Someone recently told me that to get over your past – in a very “hakuna matata” style – you need to erase the bad memories. “Edit out the bad,” as that person put it. I disagree. Without the bad memories, the bad events, we wouldn’t be who we are today. How am I supposed to explain the well-rounded qualities of my developed character without explaining how I got there? Adversity builds character. That’s why I’m going to use two different songs to help me make this point.
The upbeat feel of the theme song to the old TV show, The Facts of Life, is made to seem friendly and to inspire familial love. It might be hard to miss its poignant message: you need the good and the bad to make it through life.
“You take the good,/ you take the bad,/ you take ‘em both and there you have/the facts of life/the facts of life.”
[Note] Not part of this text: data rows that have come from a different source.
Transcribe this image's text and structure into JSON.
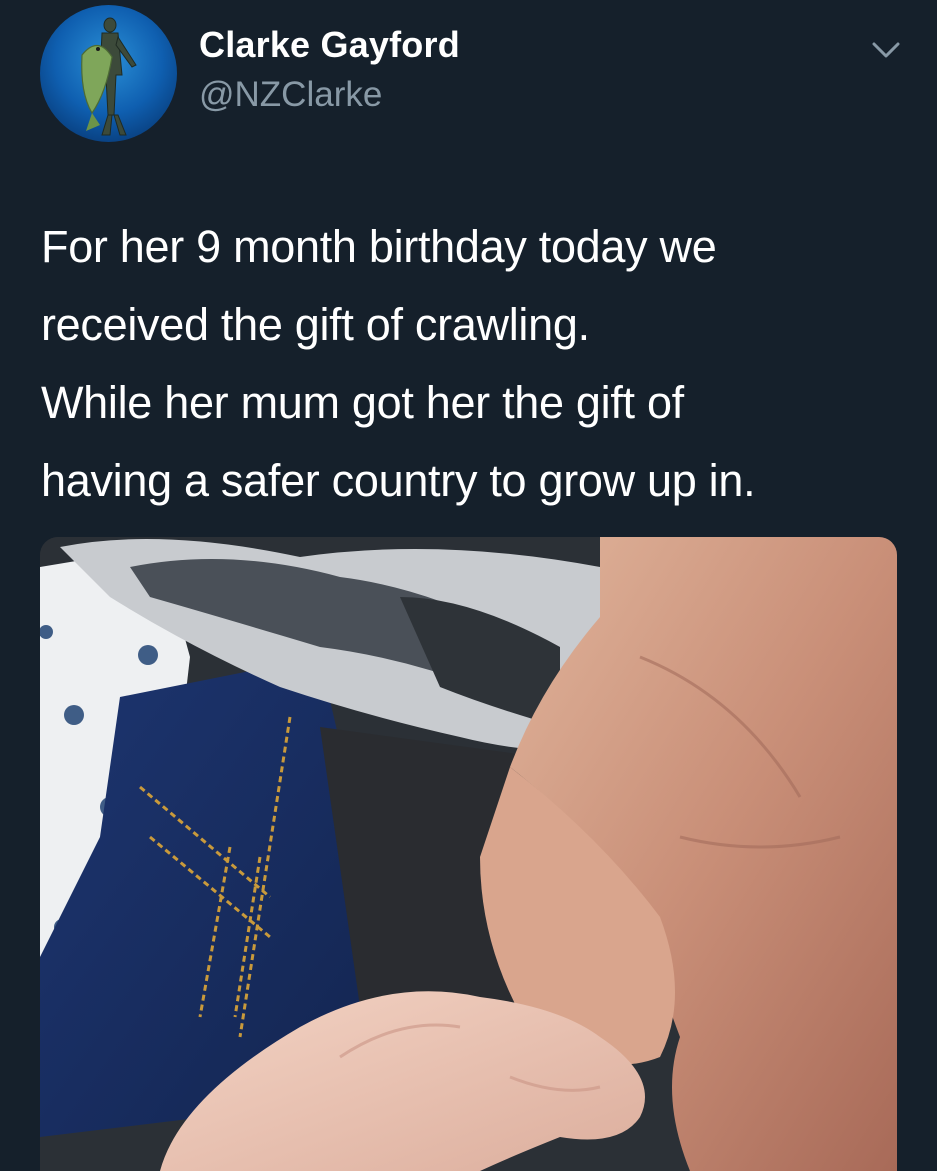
{
  "author": {
    "display_name": "Clarke Gayford",
    "handle": "@NZClarke",
    "avatar_icon": "diver-avatar-icon"
  },
  "menu": {
    "icon": "chevron-down-icon"
  },
  "tweet": {
    "lines": [
      "For her 9 month birthday today we",
      "received the gift of crawling.",
      "While her mum got her the gift of",
      "having a safer country to grow up in."
    ]
  },
  "media": {
    "description_icon": "photo-baby-hand-holding-finger"
  },
  "colors": {
    "background": "#15202b",
    "text": "#ffffff",
    "secondary_text": "#8899a6"
  }
}
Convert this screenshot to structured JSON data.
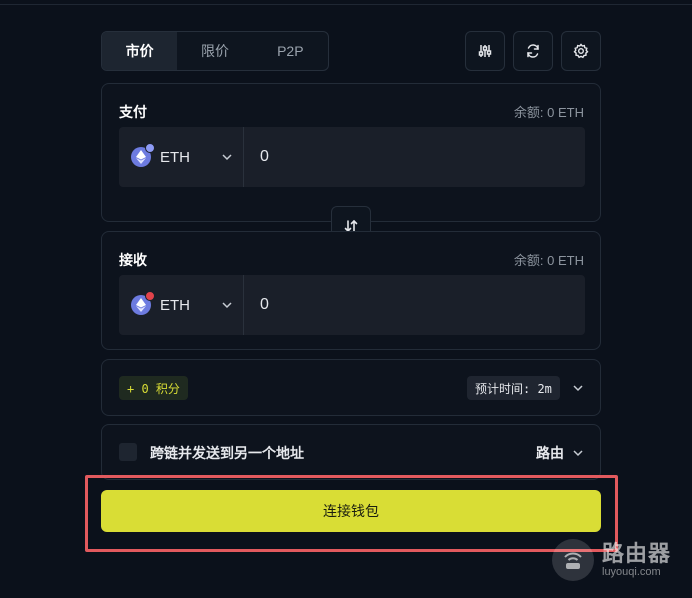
{
  "tabs": [
    {
      "label": "市价",
      "active": true
    },
    {
      "label": "限价",
      "active": false
    },
    {
      "label": "P2P",
      "active": false
    }
  ],
  "toolbar_icons": [
    "sliders-icon",
    "refresh-icon",
    "settings-gear-icon"
  ],
  "pay": {
    "title": "支付",
    "balance": "余额: 0  ETH",
    "token": "ETH",
    "amount": "0",
    "badge_color": "#8e9bf5"
  },
  "receive": {
    "title": "接收",
    "balance": "余额: 0 ETH",
    "token": "ETH",
    "amount": "0",
    "badge_color": "#e2434b"
  },
  "info": {
    "points": "+ 0 积分",
    "eta": "预计时间: 2m"
  },
  "cross_chain": {
    "label": "跨链并发送到另一个地址",
    "route_label": "路由"
  },
  "connect_button": "连接钱包",
  "watermark": {
    "cn": "路由器",
    "en": "luyouqi.com"
  },
  "colors": {
    "accent": "#d9dd35",
    "background": "#0b111b",
    "highlight_box": "#e25a5e"
  }
}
Life can never be as easy as forgetting the bad, though Baloo or Timon might want you to believe that. I think if you’ll re-watch those Disney classics, though, you’ll see that by the end of the film, the problems were resolved by facing them rather than running away or pretending they no longer existed.
“When the world never seems/ to be living up to your dreams/ and suddenly you’re findin’ out/ the facts of life are all about you!”
Many big, important good aspects of life, from falling in love to creating a new nation, would lose their importance or their ability to cause the feeling of happiness or ecstasy if the bad parts of life never happened. It wouldn’t be nearly as exhilarating to fall in love if your heart hadn’t at some point been broken or longing. The satisfaction of building your own country with your own standards wouldn’t be as satisfactory if you hadn’t had to struggle to get there, often losing lives and friends along the way.
“And now, I’m glad I didn’t know/The way it all would end/ The way it all would go./ Our lives are better left to chance!/I could have missed the pain/but I’d have had to miss the dance.”
The song “The Dance” by Garth Brooks also clearly shows my point that if we avoid the bad things in life, or if we completely erase them from our minds, it takes away the good that came from those events as well.
“Holding you, I held everything./For a moment, wasn’t I the king?/If I had only known how the king would fall/Hey who’s to say/I might have changed it all.”
In conclusion, a phrase I know I should never use to conclude things, as a proper journalist, those bad memories are just as important as the good ones. Feeling pain might be difficult and sloppy and hard to bear, but I’d rather feel something and be alive than feel numb and not know whether I’m human or just a ball of energy to be used in the future as a key to Hell. Even if I go through Hell feeling every bit of pain thrown at me, at least I’m still going somewhere. If I make it out the other side, I need to be able to explain why my skin is tougher over the scars.
“Yes, my life is better left to chance./I could have missed the pain/but I’d have had to miss the dance.”